Cameras, housings and calibration stability

Camera systems
There are some very specific design requirements for building a stereo camera system that stays ‘in calibration’. When a system goes out of calibration, 3D measurement accuracy will be lost. The physical relationship between the camera and the camera housing port must be stable. Typically the most stable design has the camera permanently attached to the housing port. If the camera can move around within the camera housing (even a little bit) this will impact calibration stability. The physical relationship between the left and right camera must also be stable: the distance between the cameras and the way the cameras point relative to each other must not change.

Every camera is different
For the purposes of stereo camera calibration, every single camera is different – even cameras that are the same model are physically different enough to adversely affect a calibration. The same camera must always be used in the same housing (in the ideal case the camera is physically attached to the housing port, as above). If a camera fails and is replaced with a new one, even if it is the exact same model, the stereo camera system is no longer calibrated. If cameras are randomly fitted to different housings (compared with their calibration configuration), the systems are not calibrated.

The tables below demonstrate the the effect of swapping left and right cameras in a stereo configuration. The 'Cameras correct' side of the tables shows the results of performing a calibration, then making measurements of a scale bar (a calibrated known length). The length measurement value and percentage error are given. The 'Cameras swapped' side of the tables shows the corresponding measurements and errors with the left and right cameras swapped. The examples are randomly selected using a variety of commonly used cameras. In some instances the magnitude of error may not be so large, in other examples the errors tend to always result in an under or over estimate of length. Concerningly, large errors can be expected. Do not infer from the examples that a particular model of camera will always give a certain error trend or error magnitude – this will always be different and unpredictable.


Camera settings
A stereo camera system will be calibrated with specific camera settings, such as the image resolution (for example 1920x1080) and the field of view (say linear in a GoPro camera). If you change these camera settings after performing a calibration, the system will no longer be calibrated. Also be mindful that features like image stabilisation (optical or electronic), horizon levelling, or even some field of view modes (like GoPro’s SuperView) will typically adversely affect a calibration.

Calibration frequency
All camera systems will tend to go out of calibration over time, and will ultimately need to be re-calibrated. The most common strategy is to calibrate equipment pre and post a field work campaign. A post calibration becomes the pre-calibration for the next field campaign. If this strategy is not adopted, the measurement RMS should be closely monitored and equipment re-calibrated as required.

When using EventMeasure the RMS of 3D measurements is an indication of calibration quality. The RMS cannot predict how inaccurate a measurement is, and it cannot be used to apply a correction to measurements (this is because there are so many different ways a system can go out of calibration). The RMS says something about the current calibration state.
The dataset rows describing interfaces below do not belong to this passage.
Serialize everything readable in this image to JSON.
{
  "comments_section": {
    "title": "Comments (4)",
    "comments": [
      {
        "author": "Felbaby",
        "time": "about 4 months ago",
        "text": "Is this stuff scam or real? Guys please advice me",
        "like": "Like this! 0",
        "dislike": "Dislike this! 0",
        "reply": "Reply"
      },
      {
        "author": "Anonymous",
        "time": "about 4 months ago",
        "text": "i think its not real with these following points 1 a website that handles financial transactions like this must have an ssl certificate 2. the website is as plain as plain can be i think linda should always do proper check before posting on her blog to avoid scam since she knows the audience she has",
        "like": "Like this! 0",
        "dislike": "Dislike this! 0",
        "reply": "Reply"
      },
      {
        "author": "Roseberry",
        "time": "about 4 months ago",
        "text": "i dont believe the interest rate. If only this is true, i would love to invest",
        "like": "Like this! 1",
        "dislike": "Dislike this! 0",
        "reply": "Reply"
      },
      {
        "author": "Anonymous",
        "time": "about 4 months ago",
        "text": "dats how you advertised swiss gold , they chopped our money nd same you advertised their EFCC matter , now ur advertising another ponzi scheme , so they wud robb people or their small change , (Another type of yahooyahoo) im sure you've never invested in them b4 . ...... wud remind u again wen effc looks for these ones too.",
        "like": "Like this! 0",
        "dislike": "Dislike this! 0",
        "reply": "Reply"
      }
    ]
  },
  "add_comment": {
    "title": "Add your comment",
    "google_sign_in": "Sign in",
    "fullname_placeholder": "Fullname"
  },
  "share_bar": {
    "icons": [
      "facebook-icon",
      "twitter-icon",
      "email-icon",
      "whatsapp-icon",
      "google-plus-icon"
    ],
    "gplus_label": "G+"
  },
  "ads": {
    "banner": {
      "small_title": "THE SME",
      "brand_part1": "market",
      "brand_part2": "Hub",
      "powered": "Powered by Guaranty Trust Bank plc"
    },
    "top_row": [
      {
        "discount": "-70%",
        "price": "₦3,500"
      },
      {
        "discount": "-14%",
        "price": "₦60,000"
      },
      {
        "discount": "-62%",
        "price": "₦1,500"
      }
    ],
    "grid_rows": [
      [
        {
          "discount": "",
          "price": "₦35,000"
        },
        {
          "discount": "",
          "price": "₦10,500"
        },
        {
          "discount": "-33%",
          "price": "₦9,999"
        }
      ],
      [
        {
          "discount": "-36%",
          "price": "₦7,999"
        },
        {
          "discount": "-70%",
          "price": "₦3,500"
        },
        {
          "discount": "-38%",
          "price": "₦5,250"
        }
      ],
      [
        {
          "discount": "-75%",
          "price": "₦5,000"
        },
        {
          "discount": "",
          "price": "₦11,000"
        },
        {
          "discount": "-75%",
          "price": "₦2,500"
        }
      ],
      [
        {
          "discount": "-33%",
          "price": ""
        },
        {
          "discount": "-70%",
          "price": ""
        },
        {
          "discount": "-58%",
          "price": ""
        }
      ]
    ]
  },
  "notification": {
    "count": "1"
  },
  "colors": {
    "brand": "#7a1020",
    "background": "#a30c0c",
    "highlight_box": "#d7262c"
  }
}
In typical applications measurements having an RMS less than 10mm indicates the calibration is still good. If there are consistently measurements with an RMS above 20mm the system is not in good calibration.